He’s housebroken, he’s good with kids. I’m not into that competition obedience stuff. Why should I bother with obedience training? Besides, I don’t have the time.

There are many folks out there that have never taken the time to “really” obedience train. Perhaps the puppy classes were the extent of any training the animal received and from that point on, little if any other training followed. These are Dobermans we are dealing with.

All dogs have their own personalities. The Doberman’s complexity and varying degrees of drives (prey & defense and levels of activating thresholds) stemming from various bloodlines make these animals differ GREATLY from many other breeds.

Teaching the dog the tools and skills to deal with the Doberman’s complex personality just makes good sense, just like you teach children manners. You want your dog to be functional in your social setting just like your kids. Well, you’ve gotta teach ’em manners if you want ’em to be good citizens.

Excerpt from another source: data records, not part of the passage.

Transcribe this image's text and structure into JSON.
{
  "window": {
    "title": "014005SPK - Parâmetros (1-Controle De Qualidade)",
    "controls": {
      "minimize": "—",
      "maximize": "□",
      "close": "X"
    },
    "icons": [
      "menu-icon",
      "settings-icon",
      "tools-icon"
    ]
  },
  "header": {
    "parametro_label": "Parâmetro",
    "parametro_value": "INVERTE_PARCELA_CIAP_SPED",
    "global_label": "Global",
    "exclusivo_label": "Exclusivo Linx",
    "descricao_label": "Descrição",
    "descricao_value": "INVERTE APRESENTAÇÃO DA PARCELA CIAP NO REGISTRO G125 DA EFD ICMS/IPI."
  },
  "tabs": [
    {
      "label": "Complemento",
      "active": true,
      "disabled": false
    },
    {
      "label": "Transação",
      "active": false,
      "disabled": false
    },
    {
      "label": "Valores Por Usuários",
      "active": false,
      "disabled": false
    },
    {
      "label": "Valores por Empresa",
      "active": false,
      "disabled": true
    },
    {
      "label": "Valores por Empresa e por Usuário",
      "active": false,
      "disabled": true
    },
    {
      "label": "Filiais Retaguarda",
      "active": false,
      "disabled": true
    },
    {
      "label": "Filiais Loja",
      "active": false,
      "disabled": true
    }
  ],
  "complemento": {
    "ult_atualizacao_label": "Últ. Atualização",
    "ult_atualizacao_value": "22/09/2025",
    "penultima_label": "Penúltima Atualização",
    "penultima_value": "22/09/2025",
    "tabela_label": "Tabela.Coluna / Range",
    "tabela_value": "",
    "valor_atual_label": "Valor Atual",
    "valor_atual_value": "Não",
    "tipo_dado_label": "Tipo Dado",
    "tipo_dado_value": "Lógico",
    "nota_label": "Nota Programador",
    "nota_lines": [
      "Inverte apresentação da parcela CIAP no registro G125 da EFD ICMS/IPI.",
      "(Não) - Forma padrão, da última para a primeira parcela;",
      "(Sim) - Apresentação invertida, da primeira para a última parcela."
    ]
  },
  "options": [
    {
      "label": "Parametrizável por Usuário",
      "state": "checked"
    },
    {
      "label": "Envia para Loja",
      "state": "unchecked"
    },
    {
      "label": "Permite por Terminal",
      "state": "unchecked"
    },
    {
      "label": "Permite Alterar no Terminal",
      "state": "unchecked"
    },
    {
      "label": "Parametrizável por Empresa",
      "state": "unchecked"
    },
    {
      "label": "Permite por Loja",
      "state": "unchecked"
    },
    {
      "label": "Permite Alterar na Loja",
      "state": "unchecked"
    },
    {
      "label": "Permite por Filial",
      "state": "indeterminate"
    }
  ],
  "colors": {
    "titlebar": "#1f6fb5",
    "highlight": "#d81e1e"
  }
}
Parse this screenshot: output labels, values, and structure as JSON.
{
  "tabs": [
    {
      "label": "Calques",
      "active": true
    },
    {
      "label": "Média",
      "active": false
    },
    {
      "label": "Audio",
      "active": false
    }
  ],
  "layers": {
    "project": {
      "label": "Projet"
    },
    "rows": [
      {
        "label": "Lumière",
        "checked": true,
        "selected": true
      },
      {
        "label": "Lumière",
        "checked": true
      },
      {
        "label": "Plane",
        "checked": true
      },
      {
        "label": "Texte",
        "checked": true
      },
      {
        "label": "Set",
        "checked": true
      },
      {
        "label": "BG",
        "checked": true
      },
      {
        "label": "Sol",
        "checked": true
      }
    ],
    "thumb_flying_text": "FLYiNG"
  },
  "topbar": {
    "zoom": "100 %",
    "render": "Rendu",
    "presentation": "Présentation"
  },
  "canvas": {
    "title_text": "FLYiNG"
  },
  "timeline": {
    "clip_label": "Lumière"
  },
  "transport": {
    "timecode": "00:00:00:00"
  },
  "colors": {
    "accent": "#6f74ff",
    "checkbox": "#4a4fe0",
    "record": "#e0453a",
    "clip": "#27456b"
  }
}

What does a “good citizenship” level of obedience training encompass? It equips both you and your dog to function in socially acceptable ways, especially when you’re confronted with unexpected situations. You want them to recognize you as boss, although a very gentle and kind boss, and that you can handle situations they’re not sure of. That can save your Dobie meeting the unexpected with an attitude and behaviors that could cause any dog problems.

Those basic SIT, DOWN, HEEL, STAY, etc. commands really teach your dog to confidently submit to your direction without creating a confrontation. You’re the leader, the alpha. Look what happens when an alpha dog approaches a subordinate dog. The alpha gets submissive gestures from the subordinates (muzzle licks, rolling on their sides/back to expose their underside, etc.). This doesn’t mean that when your Dobie licks the ice cream off your kid’s face that he’s being submissive — just greedy.

Is A Doberman The Right Dog For Us?

The Dobermans appearance attracts attention and most are bought because they are beautiful. But beauty is as beauty does. Dobes must be trained or problems will develop.

Dobes are bought and people let them do what they want and by the time they are adults they are spoiled. Many end up with behavior problems and then end up in rescue. These are willful, intelligent dogs and if they see a loophole they will go through it. They need a high level of stimulation because otherwise they will get bored and become creative and destroy things. Dobermans ask “Why?” They really are to smart. They are not good dogs for busy people who cannot give them enough attention. They will test who is in charge all the time and if you are not in charge they will be. The problems will escalate from there. Training is a must as is socialization. Once you have established who is in charge your dobie will be the best friend in the world and loyal to the end of time.

Please see additional links below to learn more about
adopting a Doberman

Are you ready for a Doberman?

Ten good reasons to adopt an older dog.